In a recent op-ed for the NY Times, statistics-obsessed Mona Chalabi laid out the age gap in attraction between heterosexual men and women. Culled primarily from OK Cupid’s online data, the piece states that as women age, they examine the dating profiles of their contemporaries, while men, no matter their ages, peruse photos of women in their early 20’s. This leads to the man in most romantic duos to be an average 2.3 years older than the woman.
If the literary novel can turn measuring stick, the 19th century looks a lot like Chalabi’s 21st century as far as data goes. The most famous novels of the period feature May-December romances like The Portrait of a Lady, Middlemarch, and Little Women; however, not without an interlude with a fellow May appearing somewhere in the story.
The Victorian era circled around money and fertility: A man was desirable once he’d acquired wealth, a woman for her ability to bear children. Most men tend to amass money later in life, and birthing several babies is still a moderately young woman’s game. As online data reveals, this paradigm remains in tact, though perhaps for different reasons.
Isabel Archer makes a similarly advantageous marriage to Gilbert Osmond in Henry James’s Portrait. James’s Osmond is not without his charms, though they curl around an underlying narcissism: “Under all his culture, his cleverness, his amenity, under his good-nature, his facility, his knowledge of life, his egotism lay hidden like a serpent in a bank of flowers.”

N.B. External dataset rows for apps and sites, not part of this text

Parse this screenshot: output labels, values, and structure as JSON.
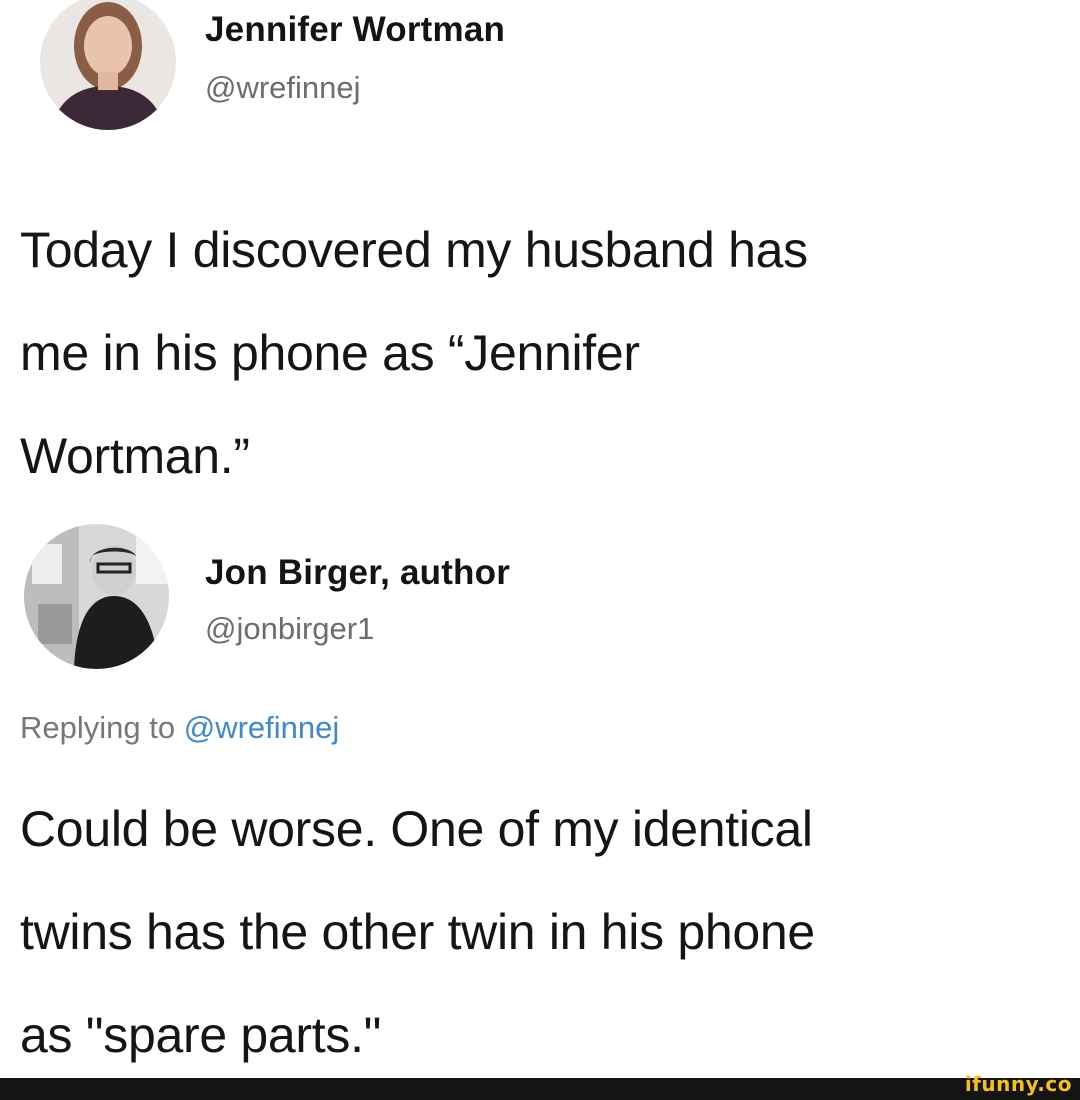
{
  "tweet": {
    "author_name": "Jennifer Wortman",
    "author_handle": "@wrefinnej",
    "lines": [
      "Today I discovered my husband has",
      "me in his phone as “Jennifer",
      "Wortman.”"
    ]
  },
  "reply": {
    "author_name": "Jon Birger, author",
    "author_handle": "@jonbirger1",
    "replying_prefix": "Replying to",
    "replying_mention": "@wrefinnej",
    "lines": [
      "Could be worse. One of my identical",
      "twins has the other twin in his phone",
      "as \"spare parts.\""
    ]
  },
  "watermark": "ifunny.co",
  "colors": {
    "mention": "#3f88c9",
    "handle": "#6d6d6d",
    "watermark": "#f4c11a",
    "footer": "#141414"
  }
}
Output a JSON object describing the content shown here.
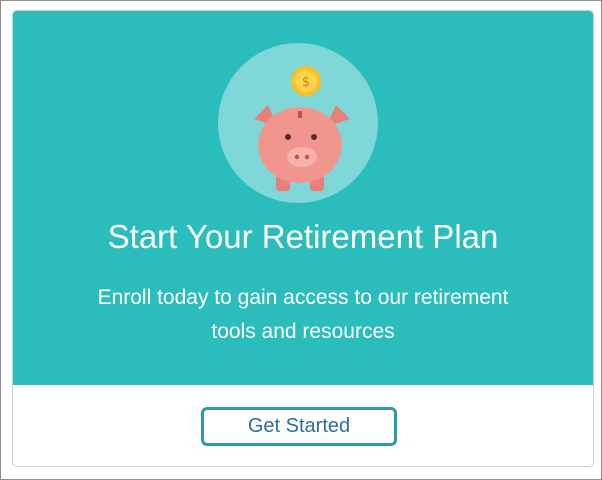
{
  "card": {
    "icon": "piggy-bank-coin-icon",
    "title": "Start Your Retirement Plan",
    "subtitle": "Enroll today to gain access to our retirement tools and resources",
    "button_label": "Get Started"
  },
  "colors": {
    "hero_background": "#2bbdbb",
    "icon_circle": "#7fd7d8",
    "pig_body": "#f0968f",
    "coin": "#f7c126",
    "button_border": "#2c9aa6",
    "button_text": "#2a6f9e"
  }
}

The brawny Caspar Goodwood is the more age appropriate counterpoint to Osmond (who has a teenaged daughter). James ends the novel ambiguously, though Goodwood’s supplication for Isabel to “be mine as I’m yours!” can’t be misunderstood. The reader is left to wonder what things would be like had she chosen Goodwood over Osmond. Booker Prize winner, John Banville, recently released a sequel titled Mrs. Osmond to continue Isabel’s quest for fulfillment.

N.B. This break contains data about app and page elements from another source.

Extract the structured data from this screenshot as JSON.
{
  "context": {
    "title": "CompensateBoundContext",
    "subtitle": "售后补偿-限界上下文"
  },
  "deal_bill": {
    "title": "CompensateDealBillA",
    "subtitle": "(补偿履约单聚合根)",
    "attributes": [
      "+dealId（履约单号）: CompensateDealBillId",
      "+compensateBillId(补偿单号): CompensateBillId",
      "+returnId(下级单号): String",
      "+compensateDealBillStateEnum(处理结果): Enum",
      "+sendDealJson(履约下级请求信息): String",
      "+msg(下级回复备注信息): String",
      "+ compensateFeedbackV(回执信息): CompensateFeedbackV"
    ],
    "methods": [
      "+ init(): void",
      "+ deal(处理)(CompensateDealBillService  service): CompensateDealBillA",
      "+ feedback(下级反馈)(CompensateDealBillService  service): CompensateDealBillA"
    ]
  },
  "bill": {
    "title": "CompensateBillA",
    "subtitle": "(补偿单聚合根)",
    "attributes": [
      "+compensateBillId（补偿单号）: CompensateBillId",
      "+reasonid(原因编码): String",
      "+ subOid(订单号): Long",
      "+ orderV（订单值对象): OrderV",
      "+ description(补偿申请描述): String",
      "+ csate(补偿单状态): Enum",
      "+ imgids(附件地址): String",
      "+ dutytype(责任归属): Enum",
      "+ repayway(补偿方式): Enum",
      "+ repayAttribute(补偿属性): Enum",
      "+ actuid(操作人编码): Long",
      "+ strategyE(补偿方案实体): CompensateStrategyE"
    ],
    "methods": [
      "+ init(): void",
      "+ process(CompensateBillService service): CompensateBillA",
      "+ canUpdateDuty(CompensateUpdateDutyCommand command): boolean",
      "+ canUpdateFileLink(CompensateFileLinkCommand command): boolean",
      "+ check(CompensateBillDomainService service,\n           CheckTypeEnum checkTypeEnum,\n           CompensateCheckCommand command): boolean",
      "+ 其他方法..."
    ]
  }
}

Dorothea Brooke falls for the older clergyman Casaubon in George Eliot’s Middlemarch, envisioning a life of thoughtful study and seeing him pen a compendium of world mythology. His great work never materializes, and he dies before novel’s end, freeing her up to be with Will Ladislaw, a fiery young painter who worships her. Rather than leaving them in the narrative dark like Isabel, Eliot lets readers witness Dorothea’s happiness, leaving them with the feeling that “one can begin so many things with a new person!”
Perhaps one of the most contentious couplings in well-loved literature is that of Jo March and Professor Bhaer in Louisa May Alcott’s Little Women. (For a detailed unpacking of this wise German gent, see Sadie Stein’s wry posts in The Paris Review online.) “He isn’t old,” Jo reassures her family in the book. Still, readers are well aware of the age difference between him and the exuberant childhood friend Laurie. The romance between Jo and the prof pans out okay: the sequel Little Men details their business venture as heads of a boys’ school.
Professor Bhaer suggests stability of one form or another, whereas Laurie and Jo probably would have gallivanted around Europe together, living cultured lives shaped like question marks. What’s so bad about that? Says Team Laurie. This is literature—not life.
Across all three books, the heroine chooses the older, more mature mate; however, before, during, or after, she acknowledges the romantic contemporary—the wild card.
Perhaps this is the takeaway from OK Cupid’s online data: Younger women choose older men because of the promise of stability (financial or otherwise), the guarantee of staring into life’s box of chocolates and magically knowing which one is filled with smooth caramel in order to avoid the square stuffed with powdery pink fruit.
Though sometimes if you’re lucky, the pink filling turns out to be raspberry, it’s delicious, and just what you wanted along.